Emergency reversal of anticoagulation: The real use of prothrombin complex concentrates: A prospective multicenter two year French study from 2006 to 2008.
Thromb Res. 2012 Jun 21;
Authors: Desmettre T, Dubart AE, Capellier G, Fanara B, Puyraveau M, Kepka S, Coquart J, Sheppard F, Tazarourte K
INTRODUCTION: Prothrombin complex concentrate (PCC) for reversal of vitamin K antagonist (VKA) is the main therapeutic option in cases of life-threatening bleeding. Clinical use of PCC is poorly documented. METHODS: We prospectively assessed PCC use in four French emergency departments during a two year period 2006-2008 before publication of French Guidelines. An appropriate treatment was defined when PCC was recommended, with a dose of PCC above or equal to 20UI/kg, with vitamin K and with an assessment of international normalized ratio (INR) after PCC. Time of diagnosis and PCC administration were collected, as INR values, thromboembolic events within seven days, hospital mortality. RESULTS: 256 patients received PCC for reversal of OAT. PCC was mainly prescribed for major intracerebral (ICH) or gastrointestinal hemorrhage. An appropriate treatment was observed in 26% of patients. Intra-hospital mortality for major bleeding was 33% for ICH and 26% for non-ICH major bleeding. A PCC dose>20UI/kg was able to reach an INR<1.5 in 65% of patients. For major hemorrhages (70%), time between patient arrival and treatment delivery exceeded three hours in half of cases. Control of INR was omitted in 20% of patients. No patients presented a thromboembolic event. CONCLUSION: A suitable treatment was administered in 26% of patients. A PCC dose of 20-30IU/kg seems adequate in most cases to reverse VKA activity, but both higher and lower doses achieve similar effects. Considerable progress is required to improve PCC administration and control of treatment efficacy, and to shorten time to diagnosis.

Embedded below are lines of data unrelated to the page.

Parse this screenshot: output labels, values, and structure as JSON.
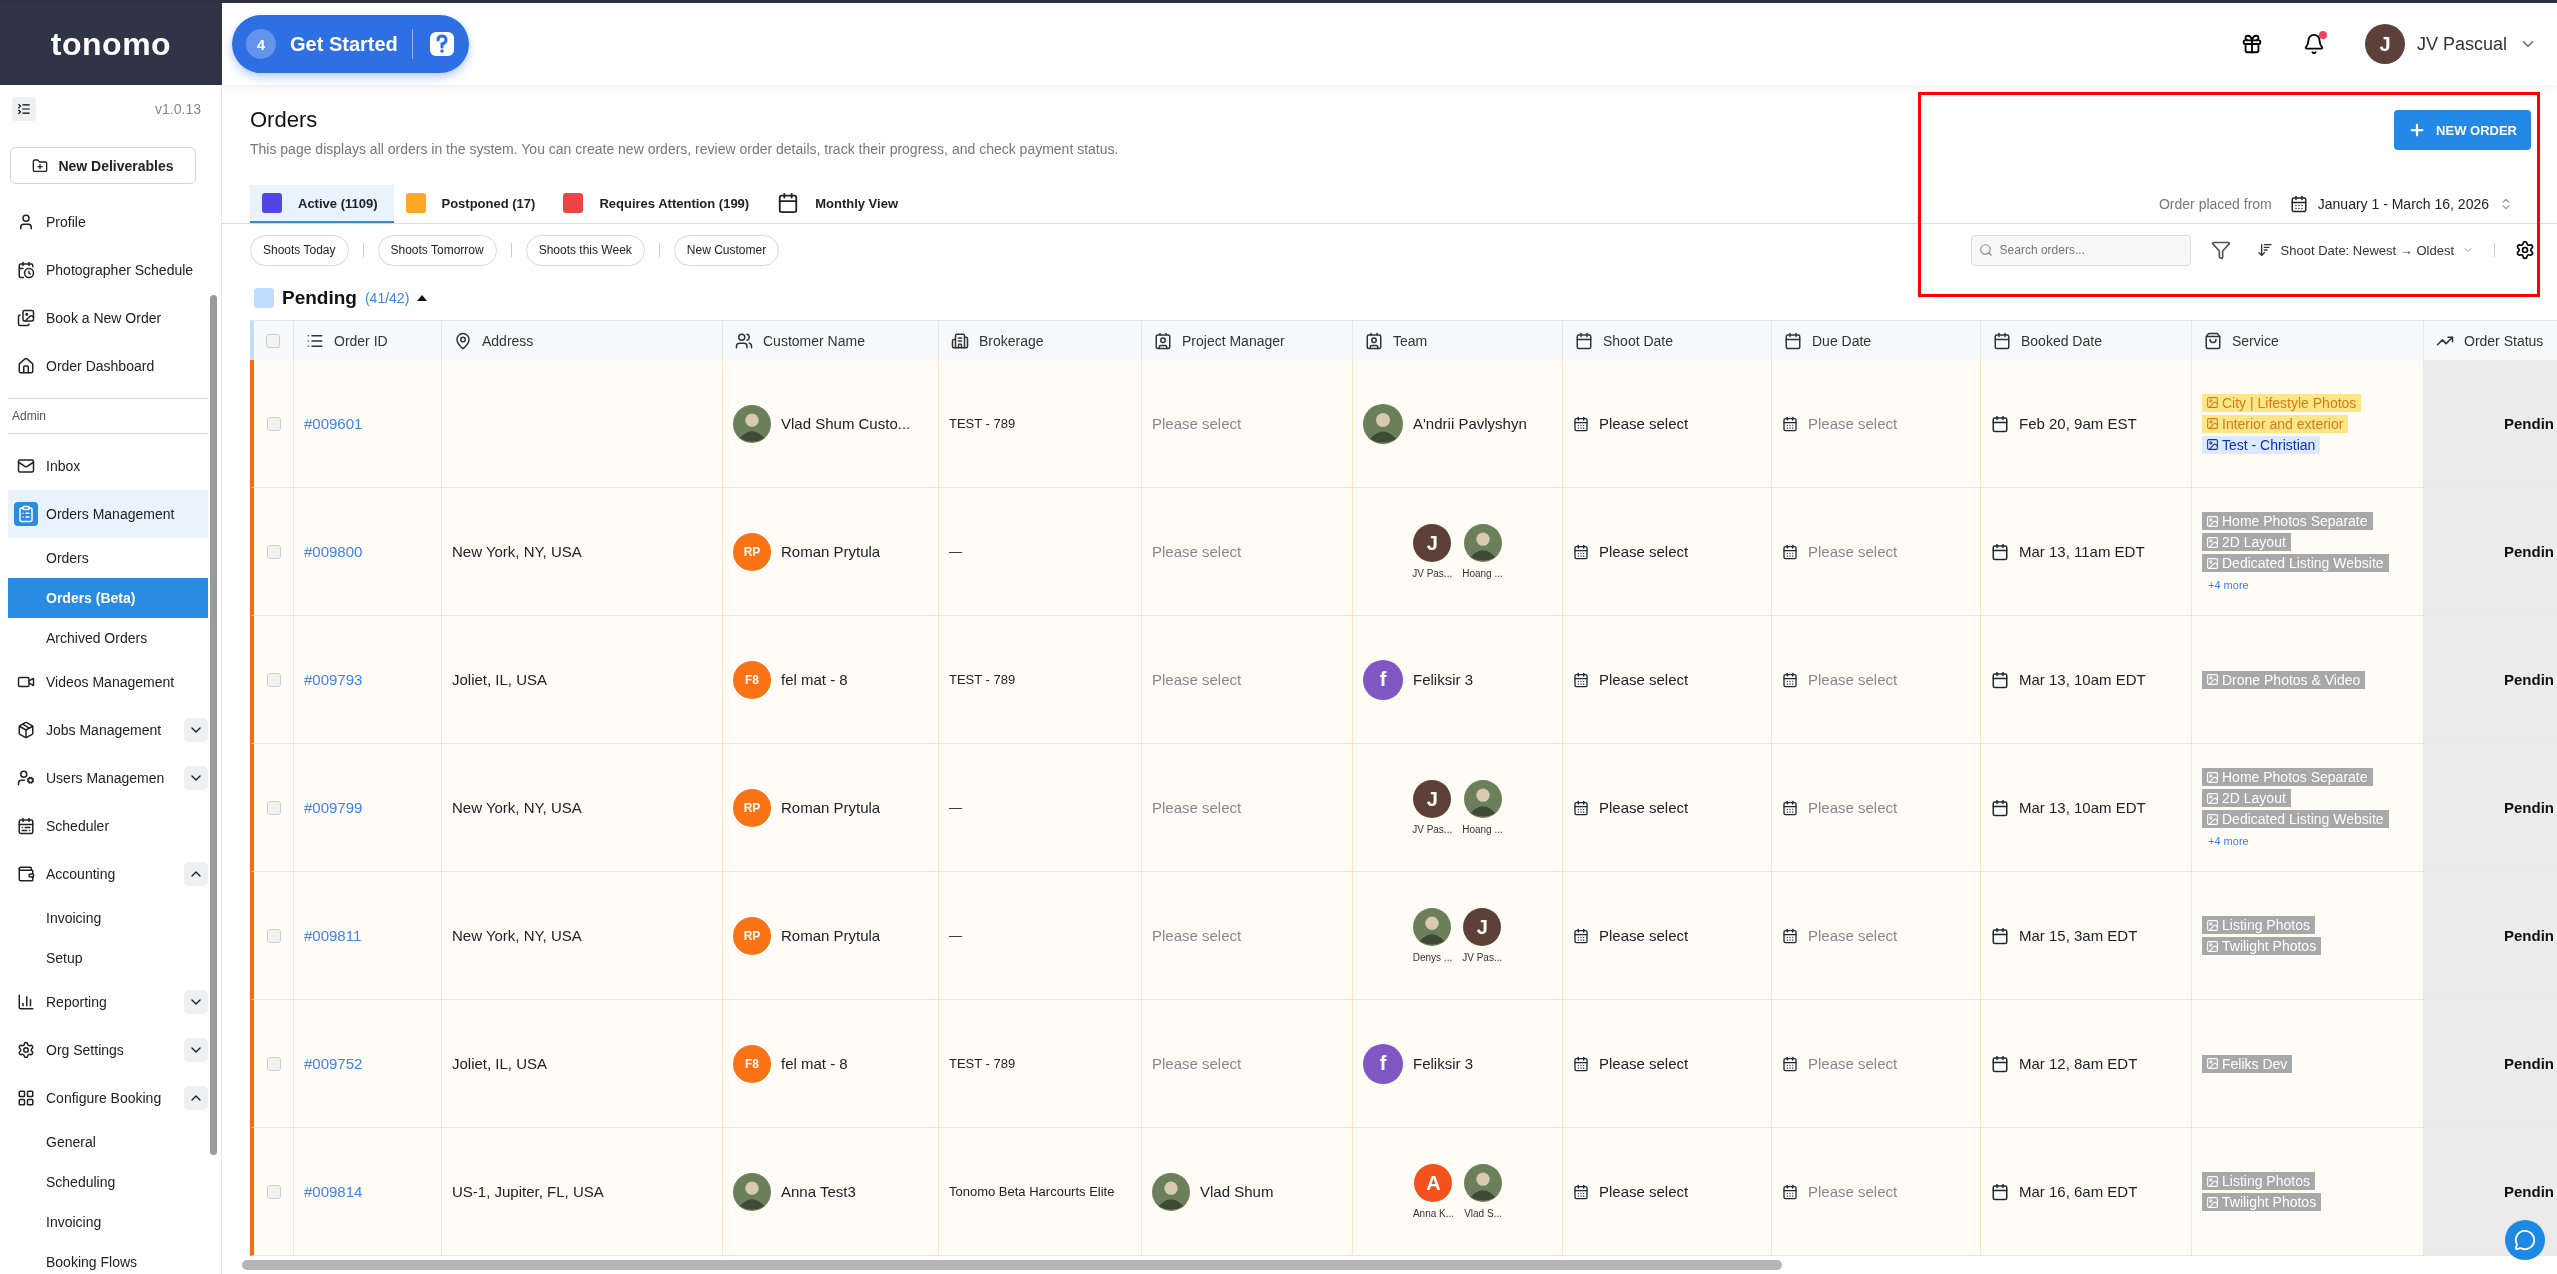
{
  "brand": {
    "name": "tonomo"
  },
  "get_started": {
    "count": "4",
    "label": "Get Started"
  },
  "user": {
    "initial": "J",
    "name": "JV Pascual",
    "notification": true
  },
  "sidebar": {
    "version": "v1.0.13",
    "action": "New Deliverables",
    "section_label": "Admin",
    "items": [
      {
        "label": "Profile",
        "selected": false
      },
      {
        "label": "Photographer Schedule",
        "selected": false
      },
      {
        "label": "Book a New Order",
        "selected": false
      },
      {
        "label": "Order Dashboard",
        "selected": false
      }
    ],
    "admin_items": [
      {
        "label": "Inbox",
        "selected": false
      },
      {
        "label": "Orders Management",
        "selected": true,
        "children": [
          {
            "label": "Orders",
            "selected": false
          },
          {
            "label": "Orders (Beta)",
            "selected": true
          },
          {
            "label": "Archived Orders",
            "selected": false
          }
        ]
      },
      {
        "label": "Videos Management",
        "selected": false
      },
      {
        "label": "Jobs Management",
        "selected": false,
        "expanded": false
      },
      {
        "label": "Users Managemen",
        "selected": false,
        "expanded": false
      },
      {
        "label": "Scheduler",
        "selected": false
      },
      {
        "label": "Accounting",
        "selected": false,
        "expanded": true,
        "children": [
          {
            "label": "Invoicing",
            "selected": false
          },
          {
            "label": "Setup",
            "selected": false
          }
        ]
      },
      {
        "label": "Reporting",
        "selected": false,
        "expanded": false
      },
      {
        "label": "Org Settings",
        "selected": false,
        "expanded": false
      },
      {
        "label": "Configure Booking",
        "selected": false,
        "expanded": true,
        "children": [
          {
            "label": "General",
            "selected": false
          },
          {
            "label": "Scheduling",
            "selected": false
          },
          {
            "label": "Invoicing",
            "selected": false
          },
          {
            "label": "Booking Flows",
            "selected": false
          }
        ]
      }
    ]
  },
  "page": {
    "title": "Orders",
    "description": "This page displays all orders in the system. You can create new orders, review order details, track their progress, and check payment status.",
    "new_order": "NEW ORDER"
  },
  "tabs": [
    {
      "label": "Active (1109)",
      "selected": true,
      "kind": "status",
      "color": "#5046e5"
    },
    {
      "label": "Postponed (17)",
      "selected": false,
      "kind": "status",
      "color": "#ffa726"
    },
    {
      "label": "Requires Attention (199)",
      "selected": false,
      "kind": "status",
      "color": "#ef4444"
    },
    {
      "label": "Monthly View",
      "selected": false,
      "kind": "calendar"
    }
  ],
  "date_filter": {
    "label": "Order placed from",
    "value": "January 1 - March 16, 2026"
  },
  "quick_filters": [
    "Shoots Today",
    "Shoots Tomorrow",
    "Shoots this Week",
    "New Customer"
  ],
  "search": {
    "placeholder": "Search orders..."
  },
  "sort": {
    "label": "Shoot Date: Newest → Oldest"
  },
  "group": {
    "title": "Pending",
    "count": "(41/42)",
    "expanded": true,
    "color": "#bfdbfe"
  },
  "table": {
    "select_all": {
      "checked": false
    },
    "columns": [
      "Order ID",
      "Address",
      "Customer Name",
      "Brokerage",
      "Project Manager",
      "Team",
      "Shoot Date",
      "Due Date",
      "Booked Date",
      "Service",
      "Order Status"
    ],
    "rows": [
      {
        "checked": false,
        "order_id": "#009601",
        "customer": {
          "name": "Vlad Shum Custo..."
        },
        "brokerage": "TEST - 789",
        "project_manager": {
          "placeholder": "Please select"
        },
        "team": [
          {
            "name": "A'ndrii Pavlyshyn"
          }
        ],
        "shoot_date": {
          "value": "Please select"
        },
        "due_date": {
          "placeholder": "Please select"
        },
        "booked_date": "Feb 20, 9am EST",
        "services": [
          {
            "label": "City | Lifestyle Photos",
            "color": "#fde68a"
          },
          {
            "label": "Interior and exterior",
            "color": "#fde68a"
          },
          {
            "label": "Test - Christian",
            "color": "#dbeafe"
          }
        ],
        "status": "Pendin"
      },
      {
        "checked": false,
        "order_id": "#009800",
        "address": "New York, NY, USA",
        "customer": {
          "name": "Roman Prytula",
          "initials": "RP",
          "color": "#f97316"
        },
        "brokerage": "—",
        "project_manager": {
          "placeholder": "Please select"
        },
        "team": [
          {
            "name": "JV Pas...",
            "initial": "J",
            "color": "#5d4037"
          },
          {
            "name": "Hoang ..."
          }
        ],
        "shoot_date": {
          "value": "Please select"
        },
        "due_date": {
          "placeholder": "Please select"
        },
        "booked_date": "Mar 13, 11am EDT",
        "services": [
          {
            "label": "Home Photos Separate",
            "color": "#a8a8a8"
          },
          {
            "label": "2D Layout",
            "color": "#a8a8a8"
          },
          {
            "label": "Dedicated Listing Website",
            "color": "#a8a8a8"
          }
        ],
        "more": "+4 more",
        "status": "Pendin"
      },
      {
        "checked": false,
        "order_id": "#009793",
        "address": "Joliet, IL, USA",
        "customer": {
          "name": "fel mat - 8",
          "initials": "F8",
          "color": "#f97316"
        },
        "brokerage": "TEST - 789",
        "project_manager": {
          "placeholder": "Please select"
        },
        "team": [
          {
            "name": "Feliksir 3",
            "initial": "f",
            "color": "#7e57c2"
          }
        ],
        "shoot_date": {
          "value": "Please select"
        },
        "due_date": {
          "placeholder": "Please select"
        },
        "booked_date": "Mar 13, 10am EDT",
        "services": [
          {
            "label": "Drone Photos & Video",
            "color": "#a8a8a8"
          }
        ],
        "status": "Pendin"
      },
      {
        "checked": false,
        "order_id": "#009799",
        "address": "New York, NY, USA",
        "customer": {
          "name": "Roman Prytula",
          "initials": "RP",
          "color": "#f97316"
        },
        "brokerage": "—",
        "project_manager": {
          "placeholder": "Please select"
        },
        "team": [
          {
            "name": "JV Pas...",
            "initial": "J",
            "color": "#5d4037"
          },
          {
            "name": "Hoang ..."
          }
        ],
        "shoot_date": {
          "value": "Please select"
        },
        "due_date": {
          "placeholder": "Please select"
        },
        "booked_date": "Mar 13, 10am EDT",
        "services": [
          {
            "label": "Home Photos Separate",
            "color": "#a8a8a8"
          },
          {
            "label": "2D Layout",
            "color": "#a8a8a8"
          },
          {
            "label": "Dedicated Listing Website",
            "color": "#a8a8a8"
          }
        ],
        "more": "+4 more",
        "status": "Pendin"
      },
      {
        "checked": false,
        "order_id": "#009811",
        "address": "New York, NY, USA",
        "customer": {
          "name": "Roman Prytula",
          "initials": "RP",
          "color": "#f97316"
        },
        "brokerage": "—",
        "project_manager": {
          "placeholder": "Please select"
        },
        "team": [
          {
            "name": "Denys ..."
          },
          {
            "name": "JV Pas...",
            "initial": "J",
            "color": "#5d4037"
          }
        ],
        "shoot_date": {
          "value": "Please select"
        },
        "due_date": {
          "placeholder": "Please select"
        },
        "booked_date": "Mar 15, 3am EDT",
        "services": [
          {
            "label": "Listing Photos",
            "color": "#a8a8a8"
          },
          {
            "label": "Twilight Photos",
            "color": "#a8a8a8"
          }
        ],
        "status": "Pendin"
      },
      {
        "checked": false,
        "order_id": "#009752",
        "address": "Joliet, IL, USA",
        "customer": {
          "name": "fel mat - 8",
          "initials": "F8",
          "color": "#f97316"
        },
        "brokerage": "TEST - 789",
        "project_manager": {
          "placeholder": "Please select"
        },
        "team": [
          {
            "name": "Feliksir 3",
            "initial": "f",
            "color": "#7e57c2"
          }
        ],
        "shoot_date": {
          "value": "Please select"
        },
        "due_date": {
          "placeholder": "Please select"
        },
        "booked_date": "Mar 12, 8am EDT",
        "services": [
          {
            "label": "Feliks Dev",
            "color": "#a8a8a8"
          }
        ],
        "status": "Pendin"
      },
      {
        "checked": false,
        "order_id": "#009814",
        "address": "US-1, Jupiter, FL, USA",
        "customer": {
          "name": "Anna Test3"
        },
        "brokerage": "Tonomo Beta Harcourts Elite",
        "project_manager": {
          "name": "Vlad Shum"
        },
        "team": [
          {
            "name": "Anna K...",
            "initial": "A",
            "color": "#f4511e"
          },
          {
            "name": "Vlad S..."
          }
        ],
        "shoot_date": {
          "value": "Please select"
        },
        "due_date": {
          "placeholder": "Please select"
        },
        "booked_date": "Mar 16, 6am EDT",
        "services": [
          {
            "label": "Listing Photos",
            "color": "#a8a8a8"
          },
          {
            "label": "Twilight Photos",
            "color": "#a8a8a8"
          }
        ],
        "status": "Pendin"
      }
    ]
  }
}
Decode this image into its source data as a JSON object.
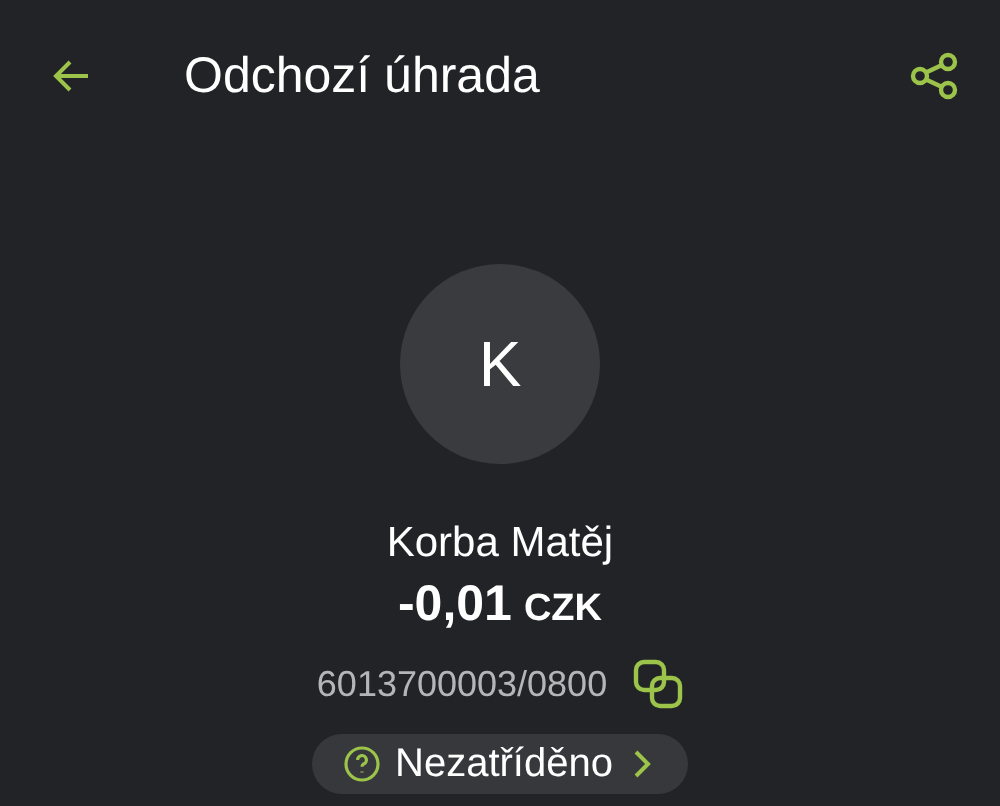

PMID: 22726885 [PubMed - as supplied by publisher]Link to Article at PubMed